Taxable income - This includes money you earn, like wages and tips. It also includes bartering, an exchange of property or services. The fair market value of property or services received is normally taxable.

Some types of income are not taxable except under certain conditions, including:

  • Life insurance. Proceeds paid to you upon the death of an insured person are usually not taxable.

However, if you redeem a life insurance policy for cash, any amount you get that is more than the cost of the policy is taxable.

  • Qualified scholarship. In most cases, income from a scholarship is not taxable.

This includes amounts used for certain costs, such as tuition and required books. On the other hand, amounts you use for room and board are taxable.

  • Other income tax refunds. State or local income tax refunds may be taxable. You should receive a Form 1099-G from the agency that paid you.

They may have sent the form by mail or electronically. Contact them to find out how to get the form. Report any taxable refund you got even if you did not receive Form 1099-G.

Here are some items that are usually Not Taxable:

  • Gifts and inheritances
  • Child support payments
  • Welfare benefits
  • Damage awards for physical injury or sickness
  • Cash rebates from a dealer or manufacturer for an item you buy

What's New this Tax Season -

  • Health flexible spending arrangements (health FSAs) under cafeteria plans. For plan year 2015, Health FSAs are subject to a $2,550 limit on salary reduction contributions.
  • Achieving a Better Life Experience (ABLE) account. This is a new type of savings account for individuals with disabilities and their families. For 2015, you can contribute up to $14,000. Distributions are tax-free if used to pay the beneficiary's qualified disability expenses.
  • Public Safety Officers. Certain amounts you receive under federal or state law due to a death or disability of a public safety officer in the line of duty may be excluded from gross income.

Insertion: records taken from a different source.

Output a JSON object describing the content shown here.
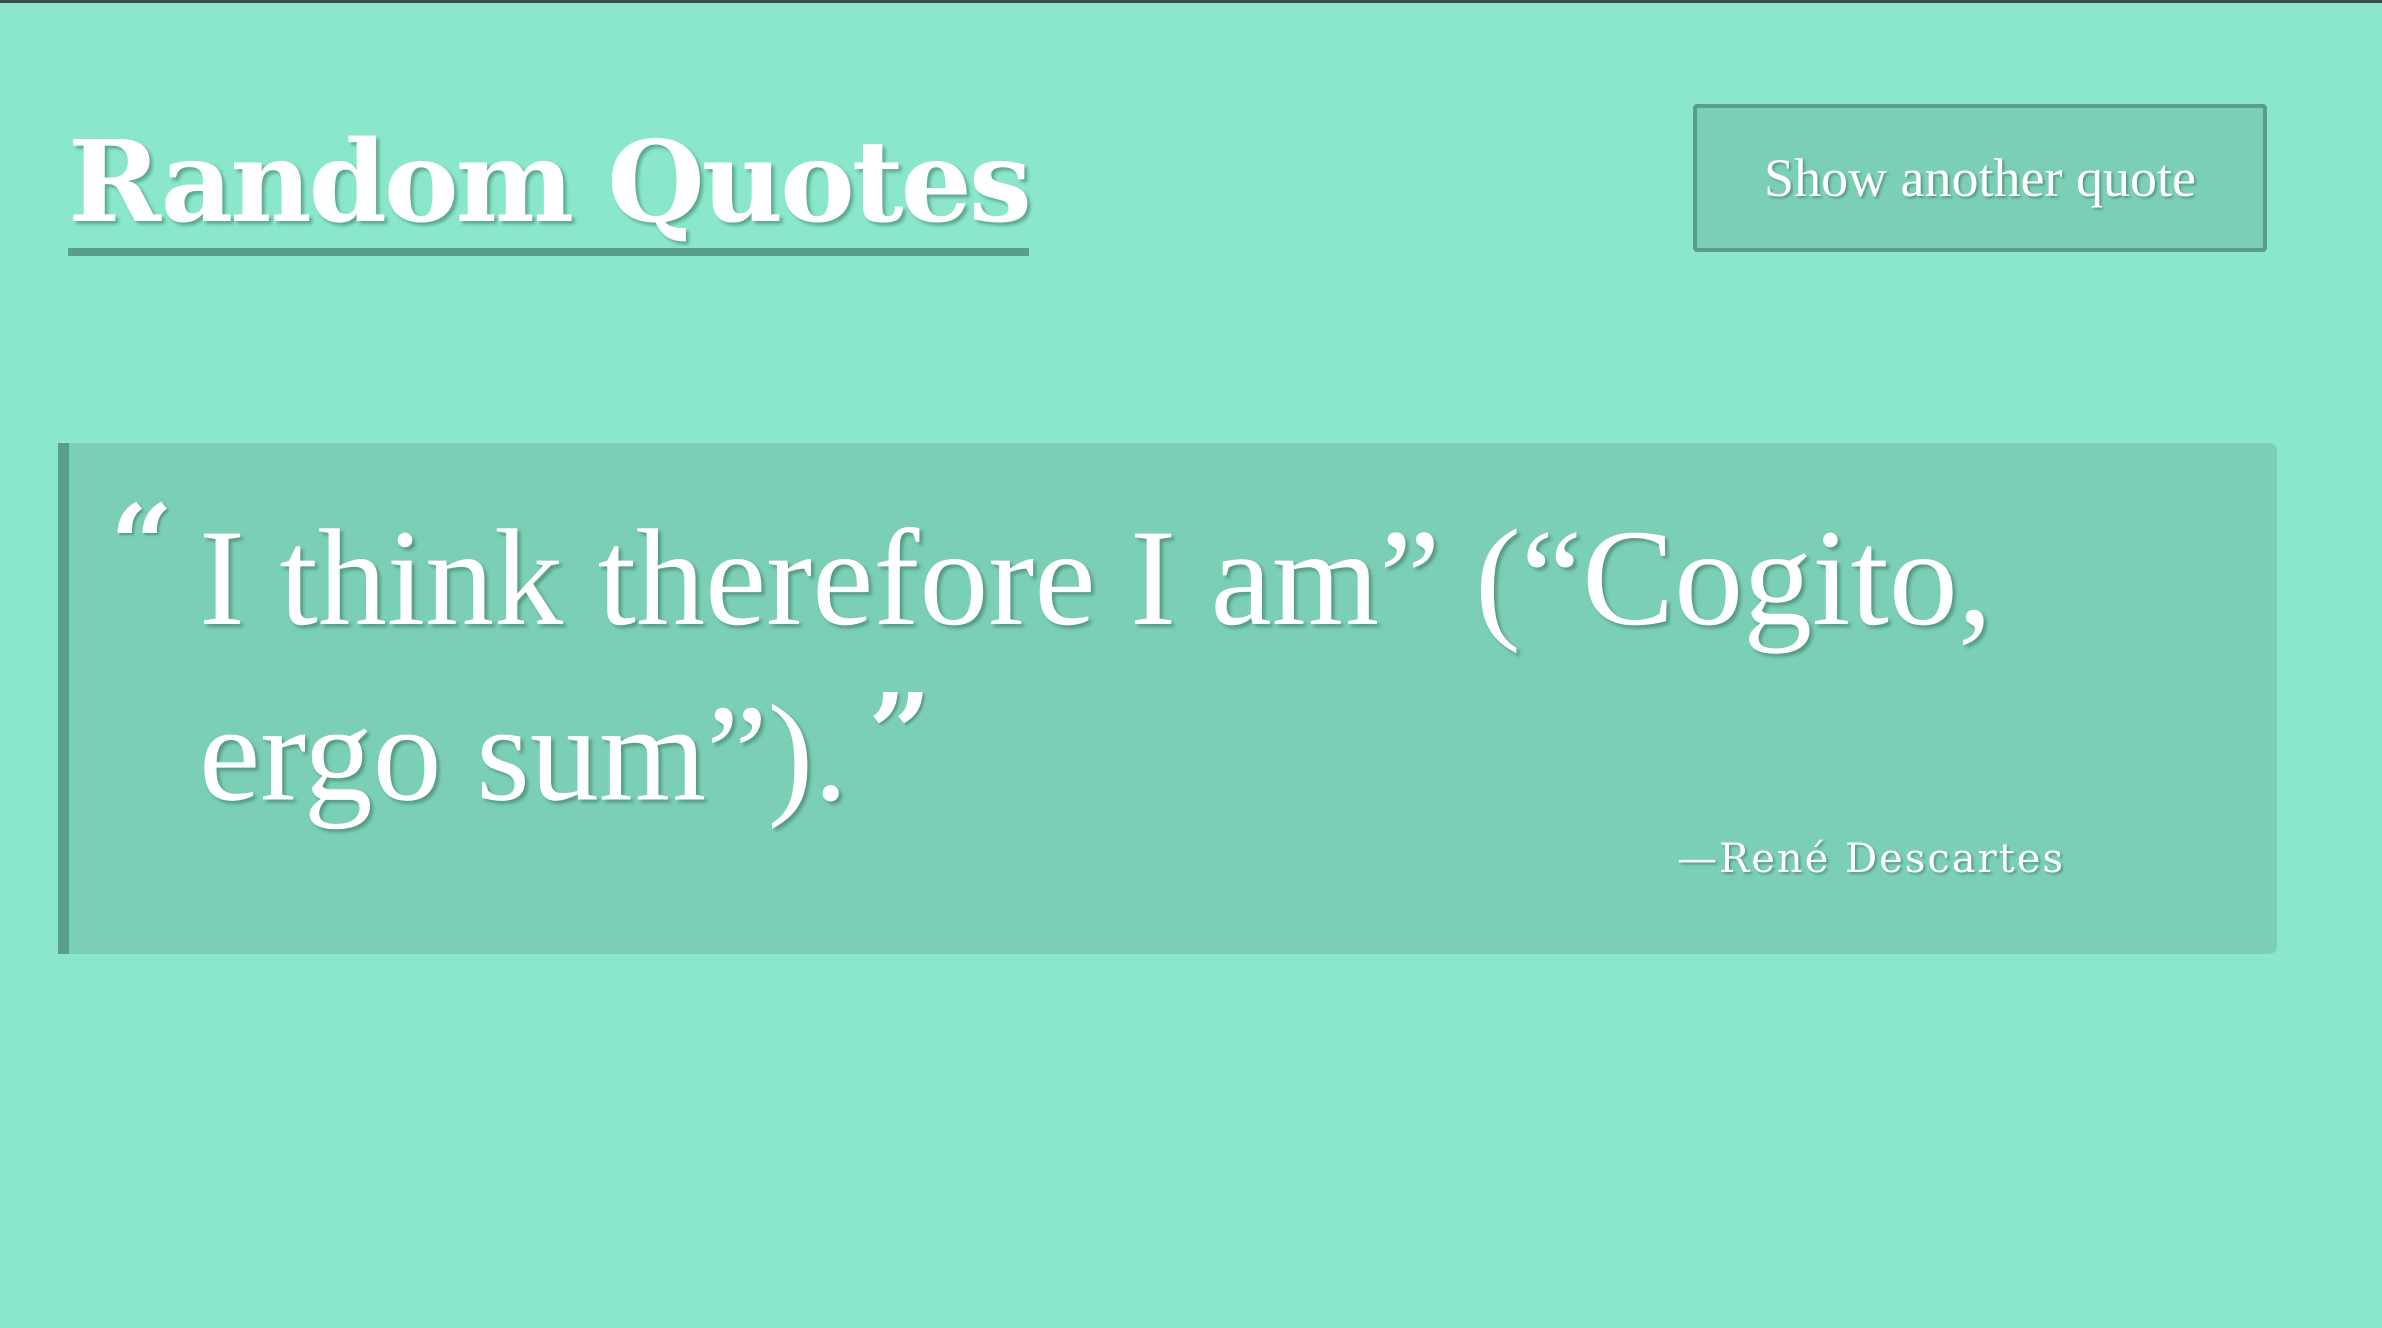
{
  "header": {
    "title": "Random Quotes",
    "button_label": "Show another quote"
  },
  "quote": {
    "open_mark": "“",
    "text": "I think therefore I am” (“Cogito, ergo sum”).",
    "close_mark": "”",
    "author": "—René Descartes"
  },
  "icons": {
    "open_quote": "open-quote-icon",
    "close_quote": "close-quote-icon"
  },
  "colors": {
    "background": "#8ae7cb",
    "card": "#7bcfb6",
    "accent": "#5a9e89",
    "text": "#ffffff"
  }
}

For more on what's taxable and what isn't see IRS Publication 535. Better yet, concentrate on running your business and go to a trusted tax pro who can do this for you.

Your time is, indeed, money.